### DATA
===============
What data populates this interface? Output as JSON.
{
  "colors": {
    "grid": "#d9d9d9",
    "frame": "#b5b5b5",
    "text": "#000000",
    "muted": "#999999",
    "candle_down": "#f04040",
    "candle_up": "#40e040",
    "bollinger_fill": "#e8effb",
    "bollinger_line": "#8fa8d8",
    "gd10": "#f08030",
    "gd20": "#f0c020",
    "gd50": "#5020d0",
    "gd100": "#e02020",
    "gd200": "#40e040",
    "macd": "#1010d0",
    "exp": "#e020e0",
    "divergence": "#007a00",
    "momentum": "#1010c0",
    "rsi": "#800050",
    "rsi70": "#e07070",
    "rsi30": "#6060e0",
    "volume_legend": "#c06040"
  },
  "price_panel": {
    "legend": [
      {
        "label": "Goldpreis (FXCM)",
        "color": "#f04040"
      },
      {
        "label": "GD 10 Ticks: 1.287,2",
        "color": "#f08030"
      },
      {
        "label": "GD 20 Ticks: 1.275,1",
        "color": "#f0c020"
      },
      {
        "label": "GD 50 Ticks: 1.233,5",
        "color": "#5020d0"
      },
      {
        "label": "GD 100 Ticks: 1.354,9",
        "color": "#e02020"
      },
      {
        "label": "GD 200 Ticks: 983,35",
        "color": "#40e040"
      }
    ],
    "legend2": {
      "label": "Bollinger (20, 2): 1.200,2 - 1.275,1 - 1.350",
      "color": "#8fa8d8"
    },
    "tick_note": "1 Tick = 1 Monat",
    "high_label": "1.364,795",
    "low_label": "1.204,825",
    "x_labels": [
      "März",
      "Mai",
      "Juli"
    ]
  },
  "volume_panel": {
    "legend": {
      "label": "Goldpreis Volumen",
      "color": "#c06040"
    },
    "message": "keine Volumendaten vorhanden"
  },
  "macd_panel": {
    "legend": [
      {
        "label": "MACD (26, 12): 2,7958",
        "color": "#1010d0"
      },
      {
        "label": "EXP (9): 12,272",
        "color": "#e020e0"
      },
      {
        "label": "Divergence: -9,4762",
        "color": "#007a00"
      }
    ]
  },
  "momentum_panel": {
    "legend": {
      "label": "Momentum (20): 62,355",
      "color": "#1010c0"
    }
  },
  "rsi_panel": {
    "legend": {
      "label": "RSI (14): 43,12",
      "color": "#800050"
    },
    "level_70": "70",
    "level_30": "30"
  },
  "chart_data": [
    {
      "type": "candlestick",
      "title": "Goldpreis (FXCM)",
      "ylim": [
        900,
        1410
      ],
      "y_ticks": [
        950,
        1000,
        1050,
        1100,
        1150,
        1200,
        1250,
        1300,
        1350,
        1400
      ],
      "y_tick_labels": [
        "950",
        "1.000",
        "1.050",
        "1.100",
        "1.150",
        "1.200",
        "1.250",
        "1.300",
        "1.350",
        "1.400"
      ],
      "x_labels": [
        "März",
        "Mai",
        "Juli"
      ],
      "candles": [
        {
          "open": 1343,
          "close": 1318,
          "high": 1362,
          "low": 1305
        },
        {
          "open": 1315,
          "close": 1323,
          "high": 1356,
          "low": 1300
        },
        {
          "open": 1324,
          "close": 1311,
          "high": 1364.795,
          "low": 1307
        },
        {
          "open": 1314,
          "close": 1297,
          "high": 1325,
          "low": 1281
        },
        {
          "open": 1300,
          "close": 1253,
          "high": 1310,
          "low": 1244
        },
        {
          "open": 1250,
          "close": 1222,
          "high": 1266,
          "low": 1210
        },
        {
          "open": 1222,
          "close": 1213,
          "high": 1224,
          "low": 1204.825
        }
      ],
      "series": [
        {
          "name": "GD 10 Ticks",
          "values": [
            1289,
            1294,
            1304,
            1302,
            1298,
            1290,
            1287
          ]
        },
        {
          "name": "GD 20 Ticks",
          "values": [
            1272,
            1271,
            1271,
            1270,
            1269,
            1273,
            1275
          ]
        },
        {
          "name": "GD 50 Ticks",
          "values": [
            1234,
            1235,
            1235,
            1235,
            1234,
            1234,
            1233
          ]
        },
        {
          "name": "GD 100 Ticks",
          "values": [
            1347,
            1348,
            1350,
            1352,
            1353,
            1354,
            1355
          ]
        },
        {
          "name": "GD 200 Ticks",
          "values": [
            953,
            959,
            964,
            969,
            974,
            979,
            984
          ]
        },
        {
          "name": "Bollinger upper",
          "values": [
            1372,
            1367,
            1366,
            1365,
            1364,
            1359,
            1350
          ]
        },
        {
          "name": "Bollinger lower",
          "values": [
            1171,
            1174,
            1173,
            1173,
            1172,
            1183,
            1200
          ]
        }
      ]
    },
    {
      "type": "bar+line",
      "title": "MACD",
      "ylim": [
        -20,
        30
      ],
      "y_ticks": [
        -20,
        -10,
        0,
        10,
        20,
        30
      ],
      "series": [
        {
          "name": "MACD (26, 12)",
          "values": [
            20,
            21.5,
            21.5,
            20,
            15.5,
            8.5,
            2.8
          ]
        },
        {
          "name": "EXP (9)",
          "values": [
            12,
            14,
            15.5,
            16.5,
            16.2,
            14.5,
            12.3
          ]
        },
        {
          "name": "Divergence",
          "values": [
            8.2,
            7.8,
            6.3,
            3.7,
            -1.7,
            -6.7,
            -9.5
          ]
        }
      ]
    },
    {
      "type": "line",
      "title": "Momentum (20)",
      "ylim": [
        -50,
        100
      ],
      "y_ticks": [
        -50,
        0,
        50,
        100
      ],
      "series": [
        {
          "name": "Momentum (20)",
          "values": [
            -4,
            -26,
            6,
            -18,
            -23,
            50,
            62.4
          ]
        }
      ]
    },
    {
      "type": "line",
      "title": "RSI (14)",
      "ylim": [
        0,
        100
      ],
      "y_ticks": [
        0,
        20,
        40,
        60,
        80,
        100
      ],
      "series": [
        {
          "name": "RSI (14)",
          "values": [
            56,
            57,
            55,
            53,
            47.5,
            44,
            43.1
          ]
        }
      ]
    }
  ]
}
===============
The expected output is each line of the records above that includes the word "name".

          "name": "GD 10 Ticks",
          "name": "GD 20 Ticks",
          "name": "GD 50 Ticks",
          "name": "GD 100 Ticks",
          "name": "GD 200 Ticks",
          "name": "Bollinger upper",
          "name": "Bollinger lower",
          "name": "MACD (26, 12)",
          "name": "EXP (9)",
          "name": "Divergence",
          "name": "Momentum (20)",
          "name": "RSI (14)",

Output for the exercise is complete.